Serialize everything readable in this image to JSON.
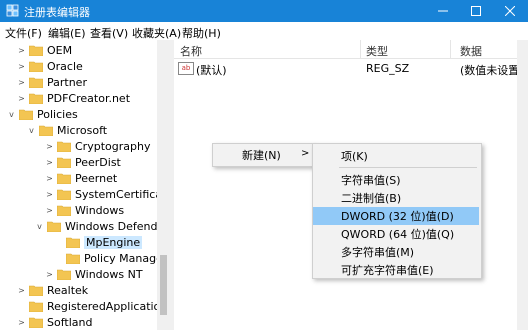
{
  "window": {
    "title": "注册表编辑器"
  },
  "menubar": [
    "文件(F)",
    "编辑(E)",
    "查看(V)",
    "收藏夹(A)",
    "帮助(H)"
  ],
  "tree": [
    {
      "label": "OEM",
      "arrow": ">"
    },
    {
      "label": "Oracle",
      "arrow": ">"
    },
    {
      "label": "Partner",
      "arrow": ">"
    },
    {
      "label": "PDFCreator.net",
      "arrow": ">"
    },
    {
      "label": "Policies",
      "arrow": "v"
    },
    {
      "label": "Microsoft",
      "arrow": "v"
    },
    {
      "label": "Cryptography",
      "arrow": ">"
    },
    {
      "label": "PeerDist",
      "arrow": ">"
    },
    {
      "label": "Peernet",
      "arrow": ">"
    },
    {
      "label": "SystemCertificates",
      "arrow": ">"
    },
    {
      "label": "Windows",
      "arrow": ">"
    },
    {
      "label": "Windows Defender",
      "arrow": "v"
    },
    {
      "label": "MpEngine",
      "arrow": "",
      "selected": true
    },
    {
      "label": "Policy Manager",
      "arrow": ""
    },
    {
      "label": "Windows NT",
      "arrow": ">"
    },
    {
      "label": "Realtek",
      "arrow": ">"
    },
    {
      "label": "RegisteredApplications",
      "arrow": ""
    },
    {
      "label": "Softland",
      "arrow": ">"
    }
  ],
  "list": {
    "columns": [
      "名称",
      "类型",
      "数据"
    ],
    "rows": [
      {
        "icon": "ab",
        "name": "(默认)",
        "type": "REG_SZ",
        "data": "(数值未设置)"
      }
    ]
  },
  "context_menu": {
    "new_label": "新建(N)",
    "arrow": ">"
  },
  "submenu": {
    "items": [
      "项(K)",
      "字符串值(S)",
      "二进制值(B)",
      "DWORD (32 位)值(D)",
      "QWORD (64 位)值(Q)",
      "多字符串值(M)",
      "可扩充字符串值(E)"
    ],
    "highlighted": 3
  },
  "colors": {
    "titlebar": "#1883d7",
    "selection": "#cce8ff",
    "menu_highlight": "#91c9f7",
    "folder": "#f3c552"
  }
}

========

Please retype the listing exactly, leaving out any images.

Serialize everything readable in this image to JSON.
{
  "window": {
    "title": "注册表编辑器"
  },
  "menubar": [
    "文件(F)",
    "编辑(E)",
    "查看(V)",
    "收藏夹(A)",
    "帮助(H)"
  ],
  "tree": [
    {
      "label": "OEM",
      "arrow": ">"
    },
    {
      "label": "Oracle",
      "arrow": ">"
    },
    {
      "label": "Partner",
      "arrow": ">"
    },
    {
      "label": "PDFCreator.net",
      "arrow": ">"
    },
    {
      "label": "Policies",
      "arrow": "v"
    },
    {
      "label": "Microsoft",
      "arrow": "v"
    },
    {
      "label": "Cryptography",
      "arrow": ">"
    },
    {
      "label": "PeerDist",
      "arrow": ">"
    },
    {
      "label": "Peernet",
      "arrow": ">"
    },
    {
      "label": "SystemCertificates",
      "arrow": ">"
    },
    {
      "label": "Windows",
      "arrow": ">"
    },
    {
      "label": "Windows Defender",
      "arrow": "v"
    },
    {
      "label": "MpEngine",
      "arrow": "",
      "selected": true
    },
    {
      "label": "Policy Manager",
      "arrow": ""
    },
    {
      "label": "Windows NT",
      "arrow": ">"
    },
    {
      "label": "Realtek",
      "arrow": ">"
    },
    {
      "label": "RegisteredApplications",
      "arrow": ""
    },
    {
      "label": "Softland",
      "arrow": ">"
    }
  ],
  "list": {
    "columns": [
      "名称",
      "类型",
      "数据"
    ],
    "rows": [
      {
        "icon": "ab",
        "name": "(默认)",
        "type": "REG_SZ",
        "data": "(数值未设置)"
      }
    ]
  },
  "context_menu": {
    "new_label": "新建(N)",
    "arrow": ">"
  },
  "submenu": {
    "items": [
      "项(K)",
      "字符串值(S)",
      "二进制值(B)",
      "DWORD (32 位)值(D)",
      "QWORD (64 位)值(Q)",
      "多字符串值(M)",
      "可扩充字符串值(E)"
    ],
    "highlighted": 3
  },
  "colors": {
    "titlebar": "#1883d7",
    "selection": "#cce8ff",
    "menu_highlight": "#91c9f7",
    "folder": "#f3c552"
  }
}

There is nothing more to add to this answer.